Daphne Du Maurier (13 May 1907–19 April 1989) was born in London. She came from an artistic family. Her father was the actor-manager Sir Gerald Du Maurier and she was the granddaughter of caricaturist George Du Maurier. One of her ancestors was Mary Anne Clarke, the mistress of the duke of York, second son of King George III. She later became the heroine of Du Maurier's novel MARY ANNE (1954). In 1831 Mary Anne Clarke's daughter married Louis-Mathurin Busson Du Maurier. THE GLASS-BLOWERS (1963) was a novel about the Busson family. Her own father she portrayed in GERALD (1934).
Du Maurier grew up in a lively London household where friends like J.M. Barrie and Edgar Wallace visited frequently. Her uncle, a magazine editor, published one of her stories when she was a teenager and got her a literary agent. Du Maurier attended schools in London, Meudon, France, and Paris. In her childhood she was a voracious reader, she was fascinated by imaginary worlds and developed a male alter ego for herself. Du Maurier also had a male narrator in several novels. She wrote the first story ‘The thirstys’ when she was just 13 years old. Her first book, THE LOVING SPIRIT, appeared in 1931. This novel played a main role in her life. One man was so impressed with this novel that he decided to go to Cornwall in order to meet an author personally – that man was Daphne’s future husband.
It was followed by JAMAICA INN (1936), a historical tale of smugglers, which was bought for the movies, and directed by Alfred Hitchcock - later Hitchcock also used her short story 'The Birds', a tense tale of nature turning on humanity. FRENCHMAN'S CREEK, a pirate romance, was filmed in 1944. MY COUSIN RACHEL (1951) was made into film in 1952. The story examined how a man may be manipulated by a woman, who perhaps has murdered her husband.
Besides popular novels Du Maurier published short stories, plays and biographies, among others Branwell Brontë's, the brother of sisters Anne, Charlotte, and Emily. Her biography of Francis Bacon, an English statesman in the 1500s and 1600s, appeared in 1976. Du Maurier's autobiography, GROWING PAINS, was published when she was 70. In the late 1950s, Du Maurier began to take interest in the supernatural. During this period she wrote several stories, which explored fears and paranoid fantasies, among them 'The Pool', in which a young girl glimpses a magical world in the woods, but is later barred from it, and 'The Blue Lenses', in which a woman sees everyone around her having the head of an animal.
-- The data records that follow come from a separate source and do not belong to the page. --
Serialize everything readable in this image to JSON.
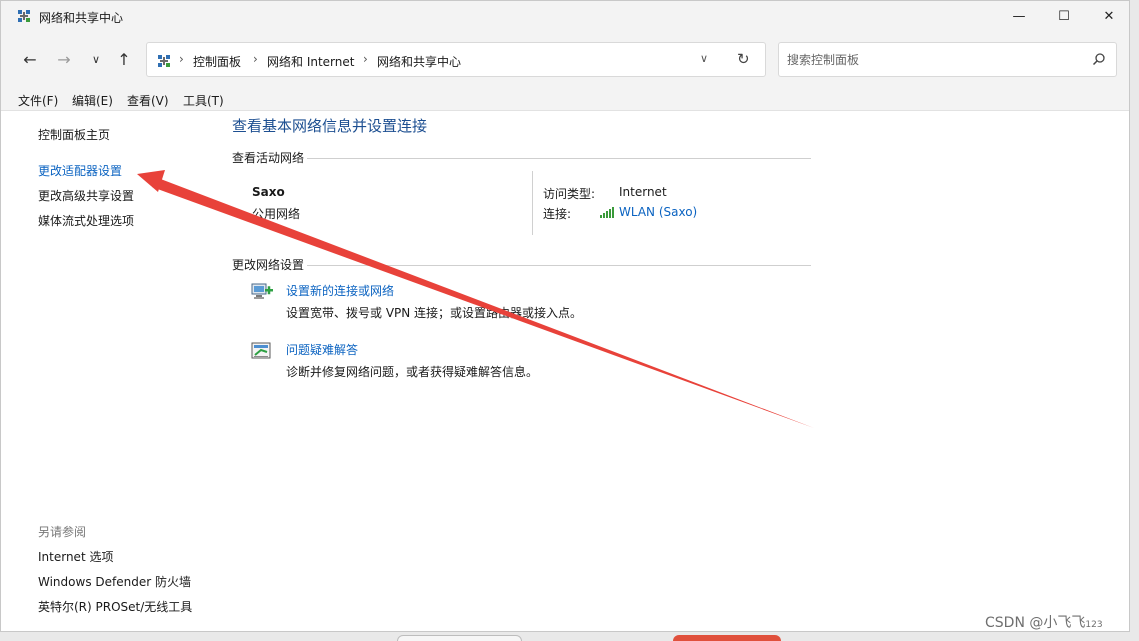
{
  "window": {
    "title": "网络和共享中心",
    "controls": {
      "minimize": "—",
      "maximize": "☐",
      "close": "✕"
    }
  },
  "nav": {
    "back_glyph": "←",
    "forward_glyph": "→",
    "recent_glyph": "∨",
    "up_glyph": "↑",
    "breadcrumbs": [
      "控制面板",
      "网络和 Internet",
      "网络和共享中心"
    ],
    "breadcrumb_separator": "›",
    "dropdown_glyph": "∨",
    "refresh_glyph": "↻"
  },
  "search": {
    "placeholder": "搜索控制面板"
  },
  "menu": [
    "文件(F)",
    "编辑(E)",
    "查看(V)",
    "工具(T)"
  ],
  "sidebar": {
    "links": [
      "控制面板主页",
      "更改适配器设置",
      "更改高级共享设置",
      "媒体流式处理选项"
    ],
    "see_also_title": "另请参阅",
    "see_also": [
      "Internet 选项",
      "Windows Defender 防火墙",
      "英特尔(R) PROSet/无线工具"
    ]
  },
  "main": {
    "title": "查看基本网络信息并设置连接",
    "active_networks_header": "查看活动网络",
    "network": {
      "name": "Saxo",
      "category": "公用网络",
      "access_type_label": "访问类型:",
      "access_type_value": "Internet",
      "connections_label": "连接:",
      "connections_value": "WLAN (Saxo)"
    },
    "change_settings_header": "更改网络设置",
    "tasks": [
      {
        "title": "设置新的连接或网络",
        "description": "设置宽带、拨号或 VPN 连接；或设置路由器或接入点。",
        "icon": "new-connection-icon"
      },
      {
        "title": "问题疑难解答",
        "description": "诊断并修复网络问题，或者获得疑难解答信息。",
        "icon": "troubleshoot-icon"
      }
    ]
  },
  "watermark": {
    "text": "CSDN @小飞飞",
    "suffix": "123"
  },
  "colors": {
    "link": "#0b63c1",
    "title": "#1d4f91",
    "arrow": "#e8423a"
  }
}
In 1970 appeared her second collection of short stories, NOT AFTER MIDNIGHT, which included 'Don't Look Now', a tale set in Venice, involving a psychic old lady, a man with the sixth sense, and a